TEST legend Gorden Tallis says reformed big man Dave Taylor has the potential to return to State of Origin and win Queensland the series if he is genuinely willing to put in the work asked of him.
But Tallis knows it will take a complete turnaround in attitude.
Taylor is yet to earn an NRL contract but has spent the pre-season with Canberra Raiders on a train-and-trial deal.
The word out of the nation's capital is he's shed 9kg off his hulking frame and has immersed himself in charity work around the city.
Taylor is chasing NRL redemption. He left the Gold Coast in 2015 amid a storm of drugs charges - he later pleaded guilty to a cocaine possession charge in court - and spent last season with Catalans in the Super League.
During his 170-game, 10-year stint in the NRL he has often been accused of being lazy.
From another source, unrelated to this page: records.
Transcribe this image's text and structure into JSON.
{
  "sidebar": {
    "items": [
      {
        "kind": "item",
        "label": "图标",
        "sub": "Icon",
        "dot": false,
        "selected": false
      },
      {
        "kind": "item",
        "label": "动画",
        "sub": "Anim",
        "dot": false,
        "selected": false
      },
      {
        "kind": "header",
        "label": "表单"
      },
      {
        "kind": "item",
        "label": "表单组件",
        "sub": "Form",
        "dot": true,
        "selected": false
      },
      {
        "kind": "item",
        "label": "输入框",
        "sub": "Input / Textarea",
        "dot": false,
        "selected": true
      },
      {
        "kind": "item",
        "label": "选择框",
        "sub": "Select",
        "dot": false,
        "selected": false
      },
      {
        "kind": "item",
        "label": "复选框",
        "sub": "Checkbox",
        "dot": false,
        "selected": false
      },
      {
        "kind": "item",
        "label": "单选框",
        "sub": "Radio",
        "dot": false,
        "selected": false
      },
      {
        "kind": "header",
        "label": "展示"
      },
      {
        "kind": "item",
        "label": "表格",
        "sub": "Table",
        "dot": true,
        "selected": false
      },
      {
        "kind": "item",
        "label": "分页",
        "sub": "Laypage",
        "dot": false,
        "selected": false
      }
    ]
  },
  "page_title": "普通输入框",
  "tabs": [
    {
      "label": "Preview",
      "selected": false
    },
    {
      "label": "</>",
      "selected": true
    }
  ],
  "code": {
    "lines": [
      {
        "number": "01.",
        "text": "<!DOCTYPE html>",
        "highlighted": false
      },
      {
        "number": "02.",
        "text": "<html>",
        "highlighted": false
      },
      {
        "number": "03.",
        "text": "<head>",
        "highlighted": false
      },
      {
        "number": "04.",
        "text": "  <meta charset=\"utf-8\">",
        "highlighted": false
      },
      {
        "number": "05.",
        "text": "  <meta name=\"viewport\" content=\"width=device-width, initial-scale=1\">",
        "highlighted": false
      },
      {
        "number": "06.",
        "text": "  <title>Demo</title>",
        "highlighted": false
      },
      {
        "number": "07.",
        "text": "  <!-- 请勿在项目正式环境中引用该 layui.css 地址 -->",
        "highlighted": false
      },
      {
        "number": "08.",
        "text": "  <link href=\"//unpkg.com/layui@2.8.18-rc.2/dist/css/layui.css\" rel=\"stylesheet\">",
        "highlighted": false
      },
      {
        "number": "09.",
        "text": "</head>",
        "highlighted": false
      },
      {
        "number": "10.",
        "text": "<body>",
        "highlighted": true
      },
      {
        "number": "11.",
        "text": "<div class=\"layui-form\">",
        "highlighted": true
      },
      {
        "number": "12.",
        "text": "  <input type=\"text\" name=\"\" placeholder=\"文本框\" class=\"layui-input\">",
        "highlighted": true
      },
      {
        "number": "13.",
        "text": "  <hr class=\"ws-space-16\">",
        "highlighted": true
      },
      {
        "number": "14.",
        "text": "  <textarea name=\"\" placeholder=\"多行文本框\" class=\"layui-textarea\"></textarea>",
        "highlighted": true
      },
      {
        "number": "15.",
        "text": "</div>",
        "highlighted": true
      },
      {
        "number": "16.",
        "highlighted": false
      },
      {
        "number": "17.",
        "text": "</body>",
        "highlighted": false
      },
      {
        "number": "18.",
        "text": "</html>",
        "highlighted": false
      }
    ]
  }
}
Frustrated by the wasted talent, Tallis has been Taylor's harshest critic in the past but can see the potential waiting to be unleashed.
In fact he says Taylor could lead the Maroons to Origin glory.
"This guy, on potential, he could blow Origin apart. Or he could go there and drop three balls and lose you a game," Tallis said.
"He's a guy with so much potential, and the game came so easy to him but he didn't want to work hard for it.
"Some people have it at such a young age that they drive themselves, they want to be the best and they want to succeed. Not the best player, they want to be the best that they can possibly be.
"There's some players with all this potential that never become what they should be.
"On potential Dave Taylor should be nearly the best player on the field every week. He can have a massive impact."
Taylor was still a teenager when he debuted for the Broncos in 2006. He left there in 2009 and spent three seasons with South Sydney, then three with the Gold Coast before packing his bags and heading overseas.
He also made one appearance for Australia and eight for Queensland but the general consensus was he never capitalised fully on that natural ability.
But if there's one man who can unlock it, it's the Raiders coach.
"The good thing is Ricky Stuart takes no prisoners, we know that. History shows that with Ricky Stuart, there's no nonsense with him," Tallis said.
"He's a real players' coach, the players love him. Dave comes with all the history, and it's his last chance in the NRL.
"It's either this or nothing. The good thing is he's out of a big city, all the distractions are away from him."
One of Tallis's favourite teammates at Brisbane in the late 1990s and early 2000s was outside back Michael de Vere, who he won the 1997, 1998, and 2000 premierships alongside.
He says Taylor could be one of the game's best players if he had the work ethic and attitude of de Vere.
"One of my favourite players ever to play with was Michael de Vere the centre, because he wrote a letter to Wayne Bennett for an opportunity and he played for Australia, played in all the grand finals for us (at Brisbane)," Tallis said.
"When you looked over and saw him in my team you knew he was never going to let you down.
"They're the type of players you want to play with, they're the type of players that win grand finals, they're the type of players that add to the culture of a club."